In this course the instructor will: make use of instructional videos and recorded lectures produced for each session, assign reading materials, study the examples of ornamentation directly from their sources, request the students to create their own improvisations (written and orally), and present short demonstrations (both the instructor and the students).
Session 1: Medieval Improvisation and Discourse
Musical and literary evidence of improvisation
Oral discourse, ductus (flow) and rhetorical figures (Vinsauf and Garlandia).
Composition of a melodic line emulating grammatical and rhetorical precepts
Session 2: Modes and Melodic Families
Modes and their principal features
Melodic “families” in chant and trouvère repertoires
Composition of a melodic line emulating modal characteristics
Session 3: Preludes, Postludes, and Interludes
The caudae of Parisian monophonic conductus (Ms. Pluteo 29) and other repertoires
Preludes, postludes, and interludes in the sources
Composition of a prelude and postlude for a monophonic conductus
Session 4: Examples from the Music Literature and ornamentation
Organum treatises and the organum repertoire
Examples of ornamentation from Parisian music treatises
Session 5: Application of Ornamentation to Different Repertoires
Different repertoires and discussion about improvisation in each of them
Module 3: Perotin’s Viderunt Omnes
Instructors: Raúl Lacilla and Jasmina Črnčič
This class is dedicated to the study and performance of one of the most important polyphonic pieces of the Middle Ages: the 4-voice organum Viderunt Omnes composed by Magister Perotinus (Perotin). Participants will explore the piece’s historical and performative contexts, analyse its musical construction, learn to read its modal notation, prepare transcriptions of different sections, and sing its tenor and polyphonic sections (group and soloists).

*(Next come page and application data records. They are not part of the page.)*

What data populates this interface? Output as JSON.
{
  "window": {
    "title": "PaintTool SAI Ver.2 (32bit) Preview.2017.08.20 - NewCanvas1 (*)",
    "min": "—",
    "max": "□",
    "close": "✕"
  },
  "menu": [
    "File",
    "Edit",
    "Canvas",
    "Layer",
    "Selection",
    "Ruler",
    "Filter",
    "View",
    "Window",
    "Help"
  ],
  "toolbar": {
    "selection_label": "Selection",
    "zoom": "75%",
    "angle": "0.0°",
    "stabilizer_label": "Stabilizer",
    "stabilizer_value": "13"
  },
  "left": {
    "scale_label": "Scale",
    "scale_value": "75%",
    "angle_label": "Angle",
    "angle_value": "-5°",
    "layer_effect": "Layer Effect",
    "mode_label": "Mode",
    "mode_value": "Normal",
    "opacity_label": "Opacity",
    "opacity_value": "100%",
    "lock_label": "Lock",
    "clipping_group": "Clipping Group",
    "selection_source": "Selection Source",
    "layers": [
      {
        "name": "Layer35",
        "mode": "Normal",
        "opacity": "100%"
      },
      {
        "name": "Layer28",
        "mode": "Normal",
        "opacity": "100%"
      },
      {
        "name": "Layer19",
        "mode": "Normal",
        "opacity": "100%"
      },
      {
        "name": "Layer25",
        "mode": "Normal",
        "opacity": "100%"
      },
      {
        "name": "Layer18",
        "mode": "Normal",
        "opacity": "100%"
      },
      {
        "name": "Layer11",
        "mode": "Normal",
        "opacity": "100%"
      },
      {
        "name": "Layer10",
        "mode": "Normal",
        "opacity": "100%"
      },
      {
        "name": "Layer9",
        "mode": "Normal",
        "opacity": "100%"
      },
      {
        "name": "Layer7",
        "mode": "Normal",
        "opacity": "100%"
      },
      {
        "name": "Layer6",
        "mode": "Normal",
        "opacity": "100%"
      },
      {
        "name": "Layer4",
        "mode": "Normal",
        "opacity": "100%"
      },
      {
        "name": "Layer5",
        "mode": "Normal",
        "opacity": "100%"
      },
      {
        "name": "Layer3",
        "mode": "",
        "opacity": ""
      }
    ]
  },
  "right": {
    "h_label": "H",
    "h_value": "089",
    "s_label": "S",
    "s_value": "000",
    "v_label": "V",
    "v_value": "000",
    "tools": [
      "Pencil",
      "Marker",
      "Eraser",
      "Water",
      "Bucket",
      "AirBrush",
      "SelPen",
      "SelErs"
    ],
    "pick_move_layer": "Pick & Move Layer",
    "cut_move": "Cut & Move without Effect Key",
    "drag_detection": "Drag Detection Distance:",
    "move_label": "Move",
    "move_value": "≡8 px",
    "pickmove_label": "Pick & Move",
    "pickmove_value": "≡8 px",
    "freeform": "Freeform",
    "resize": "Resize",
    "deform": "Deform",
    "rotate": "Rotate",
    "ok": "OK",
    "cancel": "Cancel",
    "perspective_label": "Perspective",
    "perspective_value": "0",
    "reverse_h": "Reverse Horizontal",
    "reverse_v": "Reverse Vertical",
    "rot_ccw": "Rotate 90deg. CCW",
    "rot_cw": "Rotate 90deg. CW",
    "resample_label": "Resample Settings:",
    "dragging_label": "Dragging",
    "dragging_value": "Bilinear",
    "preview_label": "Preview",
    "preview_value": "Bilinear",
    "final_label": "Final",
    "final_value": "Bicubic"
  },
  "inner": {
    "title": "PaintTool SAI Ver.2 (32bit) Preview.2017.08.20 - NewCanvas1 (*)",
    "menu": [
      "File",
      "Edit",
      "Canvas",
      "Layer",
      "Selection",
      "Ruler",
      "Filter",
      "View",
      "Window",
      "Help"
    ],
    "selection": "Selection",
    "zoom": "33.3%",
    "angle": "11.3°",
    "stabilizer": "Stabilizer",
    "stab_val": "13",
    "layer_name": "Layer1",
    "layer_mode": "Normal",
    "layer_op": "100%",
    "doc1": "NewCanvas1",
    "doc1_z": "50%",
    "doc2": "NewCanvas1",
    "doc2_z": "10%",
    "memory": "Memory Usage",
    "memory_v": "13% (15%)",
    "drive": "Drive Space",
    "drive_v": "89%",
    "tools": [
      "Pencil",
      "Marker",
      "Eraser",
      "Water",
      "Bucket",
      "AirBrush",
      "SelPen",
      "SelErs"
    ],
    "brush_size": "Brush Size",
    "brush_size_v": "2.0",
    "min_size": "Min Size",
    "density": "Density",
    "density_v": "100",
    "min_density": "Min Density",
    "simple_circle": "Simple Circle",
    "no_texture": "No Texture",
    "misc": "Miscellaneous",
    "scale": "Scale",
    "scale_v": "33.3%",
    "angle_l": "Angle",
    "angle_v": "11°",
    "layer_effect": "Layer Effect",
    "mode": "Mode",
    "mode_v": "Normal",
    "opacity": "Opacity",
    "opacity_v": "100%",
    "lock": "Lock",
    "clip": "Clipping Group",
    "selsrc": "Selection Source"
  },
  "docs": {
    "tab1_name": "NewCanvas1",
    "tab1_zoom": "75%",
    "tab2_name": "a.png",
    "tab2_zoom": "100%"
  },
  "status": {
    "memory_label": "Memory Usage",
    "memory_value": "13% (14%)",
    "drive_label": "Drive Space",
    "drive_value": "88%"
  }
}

By the end of the five sessions, students will:
- Understand how four-part organum was composed
- Recognize the basic features of modal notation

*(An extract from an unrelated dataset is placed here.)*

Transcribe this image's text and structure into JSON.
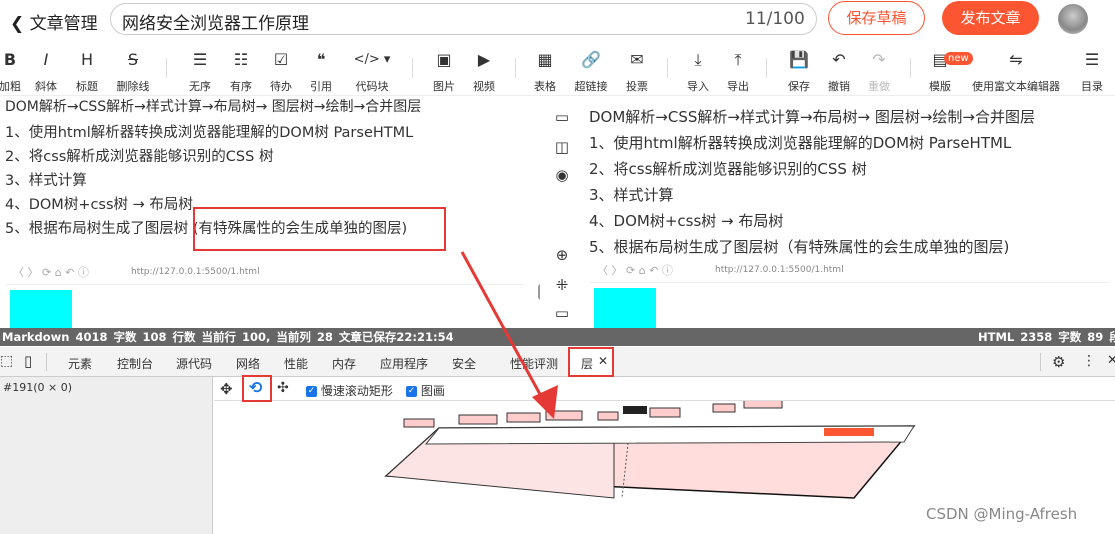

- Learn to make a transcription
- Experience its performance process
In this course the instructor will: make use of instructional videos and recorded lectures produced for each session, assign reading materials, study the modal notation of the piece, and learn to create their own transcriptions. Since the piece will be put together for the Online Performance Project: Singing the Viderunt Omnes, our singing specialist will also give technical explanations of how to sing its parts through recorded and one-on-one video sessions. For the preparation of the piece and its online performance the instructor will assign the parts based on singing skills of each participant.
Perotin and the School of Notre Dame
Compositional features of the piece
Decoding the notation
Preparing an edition
How to perform the tenor parts of the Viderunt Omnes: explanation and singing lesson for the tenor singers (video and live session)
How to perform the soloist’s parts of the Viderunt Omnes: explanation and video singing lesson for soloists (video and live session)
Study of articulation and ornamentation
Phrasing and articulation
Putting the piece together: explanation and video singing lesson for the whole group
Work with recorded sections
Lecture: The Polyphony of Medieval Paris
Instructor: Raúl Lacilla
This lecture introduces three different Parisian polyphonic repertoires focusing on their sources, their poetic-music features, their notation, and medieval data that refers to Parisian music performance.
What Our Students Say
Last year I had the opportunity to attend the Manuscript to Performance sessions and I can only say good things. The depth, the rigor and the care with which each subject is treated are unique, the first-class teachers and of course the good atmosphere, make this course an unforgettable experience.
Register for 2020
Places are limited for each section, so sign up early.